Excerpted data below:

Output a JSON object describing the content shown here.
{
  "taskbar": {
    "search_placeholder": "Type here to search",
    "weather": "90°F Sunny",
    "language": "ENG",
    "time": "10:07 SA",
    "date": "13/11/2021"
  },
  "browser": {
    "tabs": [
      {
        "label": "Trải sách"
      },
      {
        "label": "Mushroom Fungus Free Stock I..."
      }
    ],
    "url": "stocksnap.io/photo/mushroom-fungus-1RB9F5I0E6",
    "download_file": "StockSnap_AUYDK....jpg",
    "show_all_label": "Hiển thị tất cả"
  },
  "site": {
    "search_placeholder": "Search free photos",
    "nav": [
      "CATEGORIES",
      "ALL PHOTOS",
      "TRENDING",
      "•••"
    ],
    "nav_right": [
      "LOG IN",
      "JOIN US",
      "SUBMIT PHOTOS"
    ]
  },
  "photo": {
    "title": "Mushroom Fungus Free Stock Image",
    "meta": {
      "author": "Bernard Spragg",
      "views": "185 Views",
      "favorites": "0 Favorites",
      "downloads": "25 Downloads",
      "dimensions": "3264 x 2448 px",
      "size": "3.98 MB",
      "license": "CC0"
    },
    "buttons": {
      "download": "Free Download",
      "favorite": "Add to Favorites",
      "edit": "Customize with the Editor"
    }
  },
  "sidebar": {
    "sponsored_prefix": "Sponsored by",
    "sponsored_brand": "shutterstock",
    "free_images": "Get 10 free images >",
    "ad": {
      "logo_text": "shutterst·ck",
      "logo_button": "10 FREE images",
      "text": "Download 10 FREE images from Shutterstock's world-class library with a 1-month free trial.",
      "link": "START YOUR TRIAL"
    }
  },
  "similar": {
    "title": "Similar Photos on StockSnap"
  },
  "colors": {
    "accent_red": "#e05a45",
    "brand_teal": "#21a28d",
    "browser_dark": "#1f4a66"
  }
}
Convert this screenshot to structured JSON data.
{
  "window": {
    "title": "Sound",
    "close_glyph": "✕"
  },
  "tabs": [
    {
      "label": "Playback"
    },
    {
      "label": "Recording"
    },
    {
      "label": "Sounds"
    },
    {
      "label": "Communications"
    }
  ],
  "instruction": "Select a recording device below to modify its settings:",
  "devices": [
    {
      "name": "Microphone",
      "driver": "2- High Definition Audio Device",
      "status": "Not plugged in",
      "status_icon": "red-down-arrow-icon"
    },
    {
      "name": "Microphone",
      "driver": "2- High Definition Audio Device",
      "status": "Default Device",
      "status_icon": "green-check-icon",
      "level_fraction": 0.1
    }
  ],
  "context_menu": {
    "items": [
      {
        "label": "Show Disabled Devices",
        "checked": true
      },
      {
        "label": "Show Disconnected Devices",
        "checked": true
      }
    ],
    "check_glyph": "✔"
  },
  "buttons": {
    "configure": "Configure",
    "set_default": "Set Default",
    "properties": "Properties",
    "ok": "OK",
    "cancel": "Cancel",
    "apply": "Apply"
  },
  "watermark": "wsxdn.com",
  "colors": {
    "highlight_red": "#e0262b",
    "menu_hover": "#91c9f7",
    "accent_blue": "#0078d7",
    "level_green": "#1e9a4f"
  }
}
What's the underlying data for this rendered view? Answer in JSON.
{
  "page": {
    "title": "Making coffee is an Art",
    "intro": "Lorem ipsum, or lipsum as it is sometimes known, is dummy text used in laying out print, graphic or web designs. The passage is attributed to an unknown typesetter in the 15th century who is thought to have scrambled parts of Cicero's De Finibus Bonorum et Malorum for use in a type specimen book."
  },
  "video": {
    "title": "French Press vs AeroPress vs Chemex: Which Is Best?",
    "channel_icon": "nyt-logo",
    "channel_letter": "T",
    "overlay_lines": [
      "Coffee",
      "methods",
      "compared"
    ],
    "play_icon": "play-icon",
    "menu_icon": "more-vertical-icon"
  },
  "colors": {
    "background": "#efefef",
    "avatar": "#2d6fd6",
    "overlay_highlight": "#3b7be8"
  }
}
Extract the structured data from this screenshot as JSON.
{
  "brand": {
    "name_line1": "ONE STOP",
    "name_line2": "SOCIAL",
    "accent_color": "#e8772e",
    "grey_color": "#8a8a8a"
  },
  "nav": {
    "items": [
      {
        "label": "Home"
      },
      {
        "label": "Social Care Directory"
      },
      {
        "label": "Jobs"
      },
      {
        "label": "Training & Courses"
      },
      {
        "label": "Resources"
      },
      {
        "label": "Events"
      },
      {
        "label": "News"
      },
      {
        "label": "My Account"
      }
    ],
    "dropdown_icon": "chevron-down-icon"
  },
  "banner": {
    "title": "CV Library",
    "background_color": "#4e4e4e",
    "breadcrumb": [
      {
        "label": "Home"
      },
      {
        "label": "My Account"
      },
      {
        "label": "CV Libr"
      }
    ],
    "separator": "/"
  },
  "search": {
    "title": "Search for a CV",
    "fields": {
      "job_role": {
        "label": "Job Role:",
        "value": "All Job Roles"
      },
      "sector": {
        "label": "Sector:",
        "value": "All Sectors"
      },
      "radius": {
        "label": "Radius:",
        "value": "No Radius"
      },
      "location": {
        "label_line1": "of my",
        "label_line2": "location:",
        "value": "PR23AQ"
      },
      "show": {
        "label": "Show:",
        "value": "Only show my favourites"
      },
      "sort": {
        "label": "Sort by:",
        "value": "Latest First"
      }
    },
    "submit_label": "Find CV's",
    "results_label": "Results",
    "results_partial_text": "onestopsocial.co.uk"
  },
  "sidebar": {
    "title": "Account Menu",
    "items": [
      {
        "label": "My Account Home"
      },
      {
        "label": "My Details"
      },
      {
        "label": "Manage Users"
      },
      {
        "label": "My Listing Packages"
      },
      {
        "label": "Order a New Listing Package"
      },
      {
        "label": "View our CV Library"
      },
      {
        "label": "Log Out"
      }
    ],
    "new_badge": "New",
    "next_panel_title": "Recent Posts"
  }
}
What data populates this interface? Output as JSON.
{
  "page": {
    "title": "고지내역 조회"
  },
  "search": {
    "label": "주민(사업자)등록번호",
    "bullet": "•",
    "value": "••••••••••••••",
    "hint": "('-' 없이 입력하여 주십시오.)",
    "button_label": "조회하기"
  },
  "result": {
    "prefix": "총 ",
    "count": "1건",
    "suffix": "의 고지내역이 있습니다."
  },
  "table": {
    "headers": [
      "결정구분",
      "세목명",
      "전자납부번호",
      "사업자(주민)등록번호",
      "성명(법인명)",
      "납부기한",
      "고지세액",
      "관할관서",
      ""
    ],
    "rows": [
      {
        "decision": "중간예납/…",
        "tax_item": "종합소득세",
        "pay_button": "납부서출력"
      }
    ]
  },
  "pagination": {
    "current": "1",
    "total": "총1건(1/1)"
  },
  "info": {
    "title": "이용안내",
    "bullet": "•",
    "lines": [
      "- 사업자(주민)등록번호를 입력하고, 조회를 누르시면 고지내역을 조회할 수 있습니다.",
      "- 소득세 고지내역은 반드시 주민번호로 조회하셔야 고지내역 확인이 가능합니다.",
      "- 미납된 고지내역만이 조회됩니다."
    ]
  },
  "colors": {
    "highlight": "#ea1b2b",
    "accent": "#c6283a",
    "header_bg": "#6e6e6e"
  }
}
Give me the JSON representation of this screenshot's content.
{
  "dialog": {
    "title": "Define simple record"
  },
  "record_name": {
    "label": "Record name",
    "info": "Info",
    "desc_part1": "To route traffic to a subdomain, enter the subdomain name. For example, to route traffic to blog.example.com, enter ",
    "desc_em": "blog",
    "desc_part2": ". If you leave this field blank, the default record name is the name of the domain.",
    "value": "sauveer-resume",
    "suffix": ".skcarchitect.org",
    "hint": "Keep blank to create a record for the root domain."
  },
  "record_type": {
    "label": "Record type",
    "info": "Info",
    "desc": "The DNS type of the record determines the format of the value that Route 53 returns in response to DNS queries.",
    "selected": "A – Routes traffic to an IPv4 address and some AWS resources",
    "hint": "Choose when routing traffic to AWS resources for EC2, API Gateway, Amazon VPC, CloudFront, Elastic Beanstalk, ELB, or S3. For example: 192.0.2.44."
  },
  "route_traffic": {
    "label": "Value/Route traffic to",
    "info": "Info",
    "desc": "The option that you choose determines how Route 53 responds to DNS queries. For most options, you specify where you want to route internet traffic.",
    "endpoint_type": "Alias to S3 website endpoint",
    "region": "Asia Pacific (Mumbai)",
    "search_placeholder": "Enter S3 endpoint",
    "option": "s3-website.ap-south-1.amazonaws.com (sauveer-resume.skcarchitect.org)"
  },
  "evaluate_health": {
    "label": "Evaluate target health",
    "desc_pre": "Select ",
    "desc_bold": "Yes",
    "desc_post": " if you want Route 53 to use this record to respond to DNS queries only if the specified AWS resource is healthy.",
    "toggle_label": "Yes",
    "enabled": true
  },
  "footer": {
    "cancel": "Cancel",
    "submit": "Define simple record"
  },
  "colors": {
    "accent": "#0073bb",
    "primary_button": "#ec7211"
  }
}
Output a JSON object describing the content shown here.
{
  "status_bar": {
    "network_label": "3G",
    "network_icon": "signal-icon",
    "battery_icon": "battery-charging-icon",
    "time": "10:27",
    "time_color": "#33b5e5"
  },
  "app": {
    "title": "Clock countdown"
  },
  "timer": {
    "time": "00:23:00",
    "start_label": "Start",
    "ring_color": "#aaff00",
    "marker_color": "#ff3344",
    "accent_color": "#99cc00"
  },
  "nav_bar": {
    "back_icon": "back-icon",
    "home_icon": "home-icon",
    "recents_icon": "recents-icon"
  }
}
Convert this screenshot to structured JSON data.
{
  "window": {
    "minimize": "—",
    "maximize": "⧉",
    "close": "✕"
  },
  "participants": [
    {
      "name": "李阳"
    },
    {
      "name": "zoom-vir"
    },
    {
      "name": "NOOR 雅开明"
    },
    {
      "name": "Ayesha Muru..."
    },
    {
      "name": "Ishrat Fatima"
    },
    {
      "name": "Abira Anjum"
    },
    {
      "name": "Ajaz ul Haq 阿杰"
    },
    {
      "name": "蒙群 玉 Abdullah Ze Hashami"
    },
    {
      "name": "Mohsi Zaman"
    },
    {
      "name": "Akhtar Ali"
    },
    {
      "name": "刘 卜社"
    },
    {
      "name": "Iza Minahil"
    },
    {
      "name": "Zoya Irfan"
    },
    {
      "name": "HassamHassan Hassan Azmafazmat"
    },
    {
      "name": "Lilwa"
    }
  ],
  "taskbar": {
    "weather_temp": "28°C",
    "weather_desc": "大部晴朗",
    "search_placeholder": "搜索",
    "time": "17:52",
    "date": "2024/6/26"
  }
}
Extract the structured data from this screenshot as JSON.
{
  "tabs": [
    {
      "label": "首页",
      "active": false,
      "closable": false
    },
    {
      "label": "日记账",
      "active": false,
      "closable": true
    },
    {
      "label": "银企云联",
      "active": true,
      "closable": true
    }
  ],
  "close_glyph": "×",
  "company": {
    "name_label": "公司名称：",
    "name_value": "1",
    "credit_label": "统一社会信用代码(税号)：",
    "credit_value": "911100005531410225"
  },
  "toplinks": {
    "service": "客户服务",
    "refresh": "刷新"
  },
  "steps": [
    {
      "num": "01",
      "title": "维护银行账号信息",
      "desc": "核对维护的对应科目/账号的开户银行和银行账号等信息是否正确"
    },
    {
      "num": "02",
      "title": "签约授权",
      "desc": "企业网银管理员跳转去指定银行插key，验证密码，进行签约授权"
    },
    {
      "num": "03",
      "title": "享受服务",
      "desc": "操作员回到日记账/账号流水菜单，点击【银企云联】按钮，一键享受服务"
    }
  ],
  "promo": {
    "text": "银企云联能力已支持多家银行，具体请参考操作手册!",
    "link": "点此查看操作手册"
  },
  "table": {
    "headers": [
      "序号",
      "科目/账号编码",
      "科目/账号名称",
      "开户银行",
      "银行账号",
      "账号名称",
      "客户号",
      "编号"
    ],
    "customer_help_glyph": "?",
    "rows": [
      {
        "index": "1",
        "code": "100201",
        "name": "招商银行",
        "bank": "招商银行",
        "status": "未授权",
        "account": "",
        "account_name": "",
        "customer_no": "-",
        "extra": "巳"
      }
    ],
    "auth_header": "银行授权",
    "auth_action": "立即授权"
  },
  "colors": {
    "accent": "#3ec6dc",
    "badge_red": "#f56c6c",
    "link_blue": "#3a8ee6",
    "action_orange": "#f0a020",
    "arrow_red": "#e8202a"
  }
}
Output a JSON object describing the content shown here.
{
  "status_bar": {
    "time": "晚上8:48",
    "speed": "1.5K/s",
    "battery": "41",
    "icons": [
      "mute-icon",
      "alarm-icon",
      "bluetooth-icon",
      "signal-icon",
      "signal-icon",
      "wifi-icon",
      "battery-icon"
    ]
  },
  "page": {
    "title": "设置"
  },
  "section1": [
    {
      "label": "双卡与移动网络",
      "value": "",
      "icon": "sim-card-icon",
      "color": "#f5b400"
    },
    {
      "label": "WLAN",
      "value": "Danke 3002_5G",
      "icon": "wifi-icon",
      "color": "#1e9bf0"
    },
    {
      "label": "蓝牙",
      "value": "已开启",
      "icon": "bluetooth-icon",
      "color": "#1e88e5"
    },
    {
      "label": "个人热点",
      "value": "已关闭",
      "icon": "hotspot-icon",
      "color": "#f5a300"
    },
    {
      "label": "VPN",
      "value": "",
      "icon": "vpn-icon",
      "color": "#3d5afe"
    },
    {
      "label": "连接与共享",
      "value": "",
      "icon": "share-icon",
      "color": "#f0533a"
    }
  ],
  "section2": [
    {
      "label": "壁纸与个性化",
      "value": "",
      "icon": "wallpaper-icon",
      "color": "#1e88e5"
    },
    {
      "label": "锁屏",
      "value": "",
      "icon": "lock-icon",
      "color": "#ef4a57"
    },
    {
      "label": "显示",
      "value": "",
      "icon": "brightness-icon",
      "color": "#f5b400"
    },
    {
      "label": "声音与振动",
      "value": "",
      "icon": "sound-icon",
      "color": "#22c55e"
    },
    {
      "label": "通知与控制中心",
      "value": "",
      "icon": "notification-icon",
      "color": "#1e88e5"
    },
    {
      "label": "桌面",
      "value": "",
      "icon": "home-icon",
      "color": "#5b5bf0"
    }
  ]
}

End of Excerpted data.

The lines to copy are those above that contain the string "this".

Answer space.
Convert this screenshot to structured JSON data.
What's the underlying data for this rendered view? Answer in JSON.
Extract the structured data from this screenshot as JSON.
What data populates this interface? Output as JSON.
Give me the JSON representation of this screenshot's content.
    "desc_part2": ". If you leave this field blank, the default record name is the name of the domain.",
    "desc_post": " if you want Route 53 to use this record to respond to DNS queries only if the specified AWS resource is healthy.",
Convert this screenshot to structured JSON data.
Extract the structured data from this screenshot as JSON.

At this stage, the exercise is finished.